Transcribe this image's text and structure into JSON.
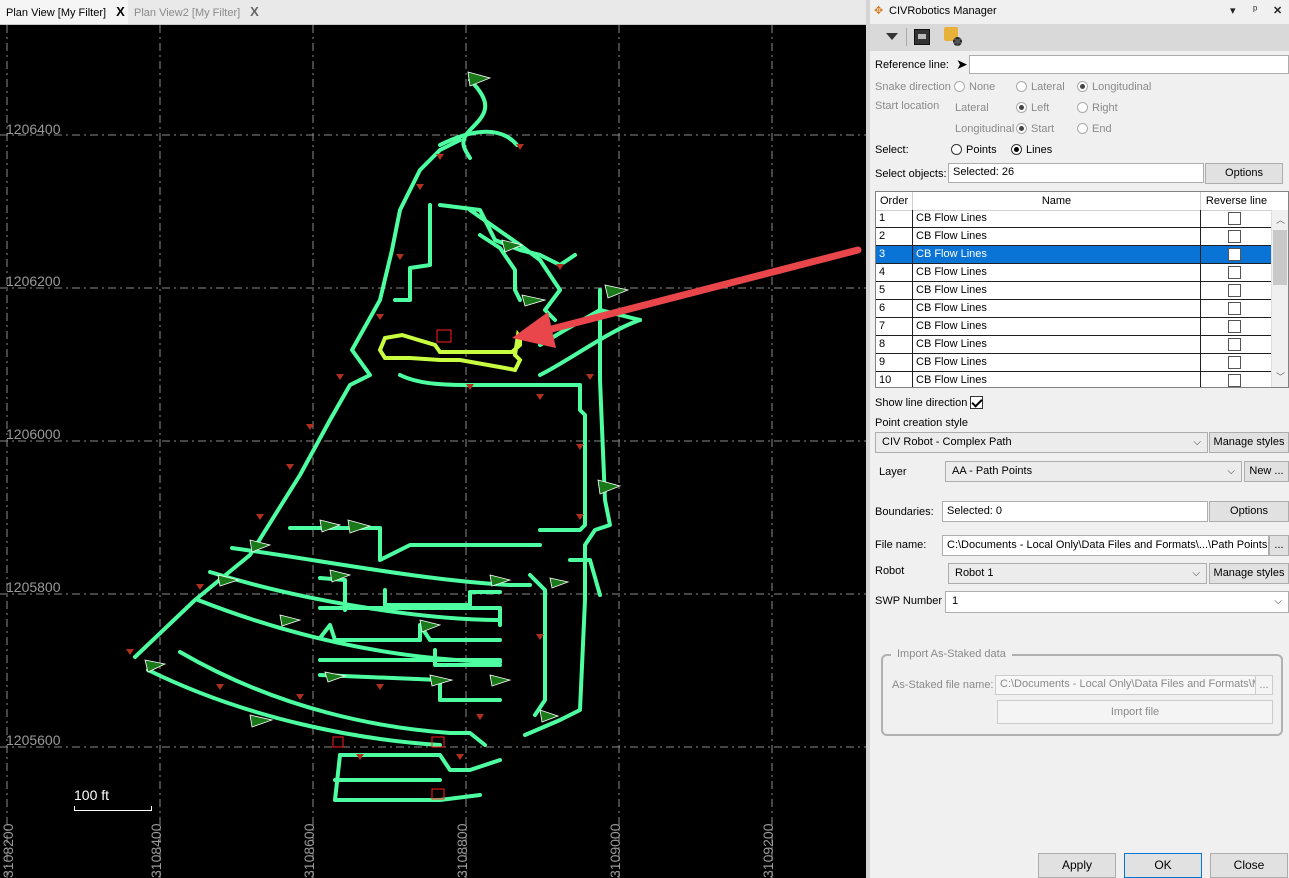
{
  "view_tabs": [
    {
      "label": "Plan View [My Filter]",
      "close": "X"
    },
    {
      "label": "Plan View2 [My Filter]",
      "close": "X"
    }
  ],
  "canvas": {
    "y_labels": [
      "1206400",
      "1206200",
      "1206000",
      "1205800",
      "1205600"
    ],
    "x_labels": [
      "3108200",
      "3108400",
      "3108600",
      "3108800",
      "3109000",
      "3109200"
    ],
    "scale_label": "100 ft",
    "colors": {
      "path": "#4dffa0",
      "highlight": "#c8ff40",
      "arrow": "#e8464b",
      "flag": "#1a6e1a",
      "grid": "#8a8a8a"
    }
  },
  "panel": {
    "title": "CIVRobotics Manager",
    "title_buttons": [
      "▾",
      "ᵖ",
      "✕"
    ],
    "reference_line": {
      "label": "Reference line:",
      "value": ""
    },
    "snake_direction": {
      "label": "Snake direction",
      "options": [
        "None",
        "Lateral",
        "Longitudinal"
      ]
    },
    "start_location": {
      "label": "Start location",
      "lateral": {
        "label": "Lateral",
        "options": [
          "Left",
          "Right"
        ]
      },
      "longitudinal": {
        "label": "Longitudinal",
        "options": [
          "Start",
          "End"
        ]
      }
    },
    "select": {
      "label": "Select:",
      "options": [
        "Points",
        "Lines"
      ]
    },
    "select_objects": {
      "label": "Select objects:",
      "value": "Selected: 26",
      "button": "Options"
    },
    "grid": {
      "headers": [
        "Order",
        "Name",
        "Reverse line"
      ],
      "rows": [
        {
          "order": "1",
          "name": "CB Flow Lines"
        },
        {
          "order": "2",
          "name": "CB Flow Lines"
        },
        {
          "order": "3",
          "name": "CB Flow Lines"
        },
        {
          "order": "4",
          "name": "CB Flow Lines"
        },
        {
          "order": "5",
          "name": "CB Flow Lines"
        },
        {
          "order": "6",
          "name": "CB Flow Lines"
        },
        {
          "order": "7",
          "name": "CB Flow Lines"
        },
        {
          "order": "8",
          "name": "CB Flow Lines"
        },
        {
          "order": "9",
          "name": "CB Flow Lines"
        },
        {
          "order": "10",
          "name": "CB Flow Lines"
        }
      ]
    },
    "show_line_direction": {
      "label": "Show line direction"
    },
    "point_creation_style": {
      "label": "Point creation style",
      "value": "CIV Robot - Complex Path",
      "button": "Manage styles"
    },
    "layer": {
      "label": "Layer",
      "value": "AA - Path Points",
      "button": "New ..."
    },
    "boundaries": {
      "label": "Boundaries:",
      "value": "Selected: 0",
      "button": "Options"
    },
    "file_name": {
      "label": "File name:",
      "value": "C:\\Documents - Local Only\\Data Files and Formats\\...\\Path Points.cs",
      "button": "..."
    },
    "robot": {
      "label": "Robot",
      "value": "Robot 1",
      "button": "Manage styles"
    },
    "swp_number": {
      "label": "SWP Number",
      "value": "1"
    },
    "import": {
      "legend": "Import As-Staked data",
      "file_label": "As-Staked file name:",
      "file_value": "C:\\Documents - Local Only\\Data Files and Formats\\M",
      "browse": "...",
      "button": "Import file"
    },
    "footer": {
      "apply": "Apply",
      "ok": "OK",
      "close": "Close"
    }
  }
}
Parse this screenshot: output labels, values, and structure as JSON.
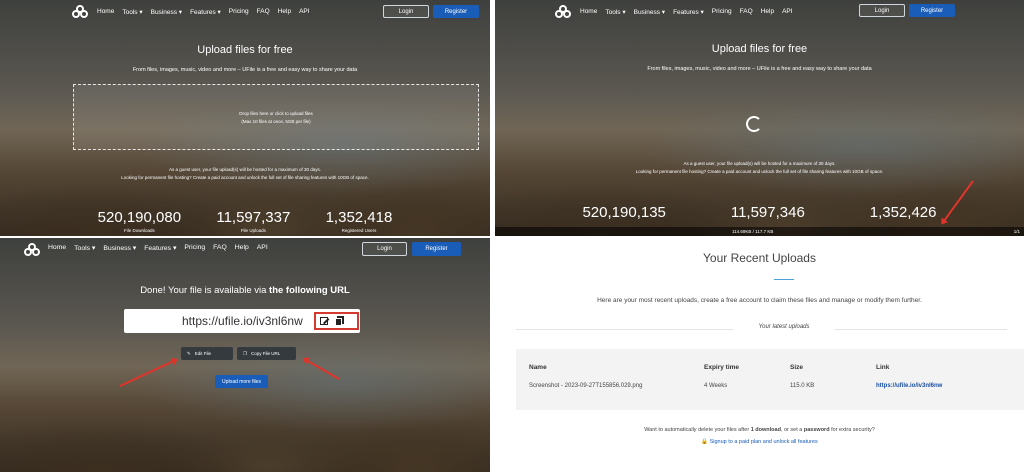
{
  "nav": {
    "menu": [
      "Home",
      "Tools",
      "Business",
      "Features",
      "Pricing",
      "FAQ",
      "Help",
      "API"
    ],
    "login": "Login",
    "register": "Register"
  },
  "hero": {
    "title": "Upload files for free",
    "subtitle": "From files, images, music, video and more – UFile is a free and easy way to share your data"
  },
  "dropzone": {
    "line1": "Drop files here or click to upload files",
    "line2": "(Max 10 files at once, 5GB per file)"
  },
  "guest_info": {
    "line1": "As a guest user, your file upload(s) will be hosted for a maximum of 30 days.",
    "line2": "Looking for permanent file hosting? Create a paid account and unlock the full set of file sharing features with 10GB of space."
  },
  "stats_before": [
    {
      "value": "520,190,080",
      "label": "File Downloads"
    },
    {
      "value": "11,597,337",
      "label": "File Uploads"
    },
    {
      "value": "1,352,418",
      "label": "Registered Users"
    }
  ],
  "stats_after": [
    {
      "value": "520,190,135"
    },
    {
      "value": "11,597,346"
    },
    {
      "value": "1,352,426"
    }
  ],
  "progress": {
    "text": "114.69KB / 117.7 KB",
    "counter": "1/1"
  },
  "done": {
    "prefix": "Done! Your file is available via ",
    "bold": "the following URL",
    "url": "https://ufile.io/iv3nl6nw",
    "edit_label": "Edit File",
    "copy_label": "Copy File URL",
    "upload_more": "Upload more files"
  },
  "recent": {
    "title": "Your Recent Uploads",
    "description": "Here are your most recent uploads, create a free account to claim these files and manage or modify them further.",
    "latest": "Your latest uploads",
    "headers": [
      "Name",
      "Expiry time",
      "Size",
      "Link"
    ],
    "row": [
      "Screenshot - 2023-09-27T155856.029.png",
      "4 Weeks",
      "115.0 KB",
      "https://ufile.io/iv3nl6nw"
    ],
    "footer_pre": "Want to automatically delete your files after ",
    "footer_b1": "1 download",
    "footer_mid": ", or set a ",
    "footer_b2": "password",
    "footer_post": " for extra security?",
    "signup": "Signup to a paid plan and unlock all features"
  },
  "colors": {
    "accent_blue": "#1a5db8",
    "annotation_red": "#e0342b"
  }
}
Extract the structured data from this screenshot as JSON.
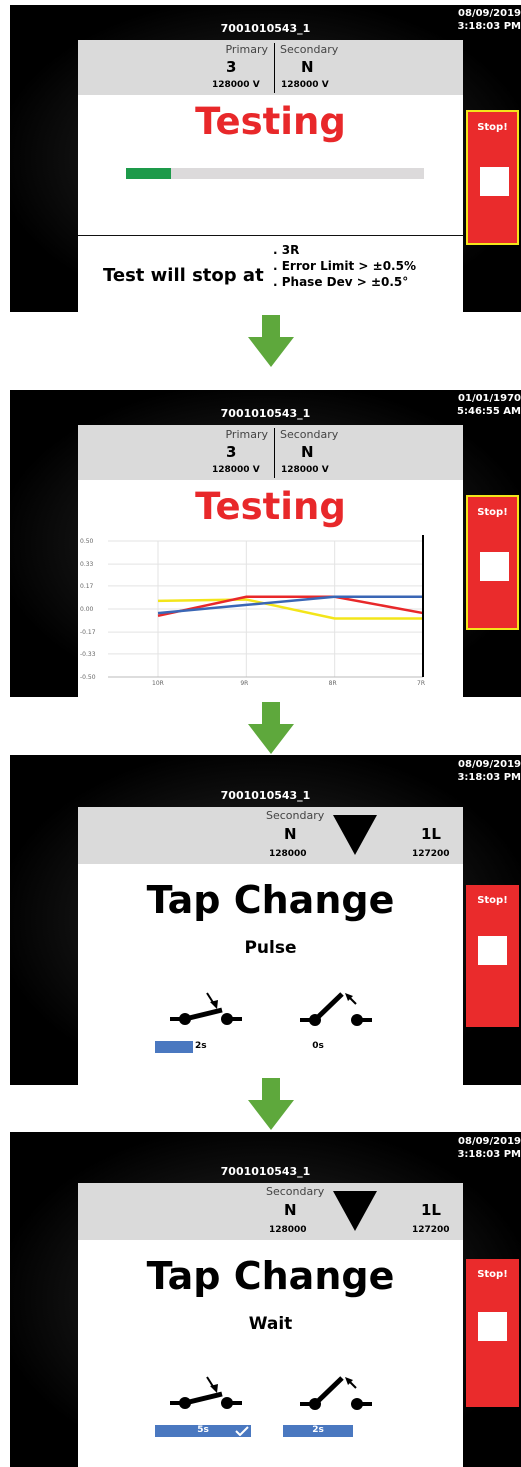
{
  "colors": {
    "stop_red": "#ea2b2c",
    "stop_border": "#f3e51a",
    "arrow": "#5ea83c",
    "progress_fill": "#1d9a4a",
    "bar_blue": "#4a78c0"
  },
  "screens": {
    "s1": {
      "device_id": "7001010543_1",
      "date": "08/09/2019",
      "time": "3:18:03 PM",
      "primary_label": "Primary",
      "secondary_label": "Secondary",
      "primary_tap": "3",
      "secondary_tap": "N",
      "primary_voltage": "128000 V",
      "secondary_voltage": "128000 V",
      "status": "Testing",
      "progress": 0.15,
      "stop_title": "Test will stop at",
      "conditions": [
        ". 3R",
        ". Error Limit > ±0.5%",
        ". Phase Dev > ±0.5°"
      ],
      "stop_label": "Stop!"
    },
    "s2": {
      "device_id": "7001010543_1",
      "date": "01/01/1970",
      "time": "5:46:55 AM",
      "primary_label": "Primary",
      "secondary_label": "Secondary",
      "primary_tap": "3",
      "secondary_tap": "N",
      "primary_voltage": "128000 V",
      "secondary_voltage": "128000 V",
      "status": "Testing",
      "stop_label": "Stop!"
    },
    "s3": {
      "device_id": "7001010543_1",
      "date": "08/09/2019",
      "time": "3:18:03 PM",
      "secondary_label": "Secondary",
      "secondary_tap": "N",
      "secondary_value": "128000",
      "target_tap": "1L",
      "target_value": "127200",
      "title": "Tap Change",
      "subtitle": "Pulse",
      "left_time": "2s",
      "right_time": "0s",
      "left_fill": 0.4,
      "right_fill": 0,
      "stop_label": "Stop!"
    },
    "s4": {
      "device_id": "7001010543_1",
      "date": "08/09/2019",
      "time": "3:18:03 PM",
      "secondary_label": "Secondary",
      "secondary_tap": "N",
      "secondary_value": "128000",
      "target_tap": "1L",
      "target_value": "127200",
      "title": "Tap Change",
      "subtitle": "Wait",
      "left_time": "5s",
      "right_time": "2s",
      "left_fill": 1,
      "right_fill": 1,
      "stop_label": "Stop!"
    }
  },
  "chart_data": {
    "type": "line",
    "x": [
      "10R",
      "9R",
      "8R",
      "7R"
    ],
    "yticks": [
      "0.50",
      "0.33",
      "0.17",
      "0.00",
      "-0.17",
      "-0.33",
      "-0.50"
    ],
    "ylim": [
      -0.5,
      0.5
    ],
    "grid": true,
    "marker_x": "7R",
    "series": [
      {
        "color": "#f3e51a",
        "values": [
          0.06,
          0.07,
          -0.07,
          -0.07
        ]
      },
      {
        "color": "#e8282a",
        "values": [
          -0.05,
          0.09,
          0.09,
          -0.03
        ]
      },
      {
        "color": "#3a66b5",
        "values": [
          -0.03,
          0.03,
          0.09,
          0.09
        ]
      }
    ]
  }
}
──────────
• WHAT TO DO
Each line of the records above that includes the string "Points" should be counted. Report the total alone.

• ANSWER SPACE
3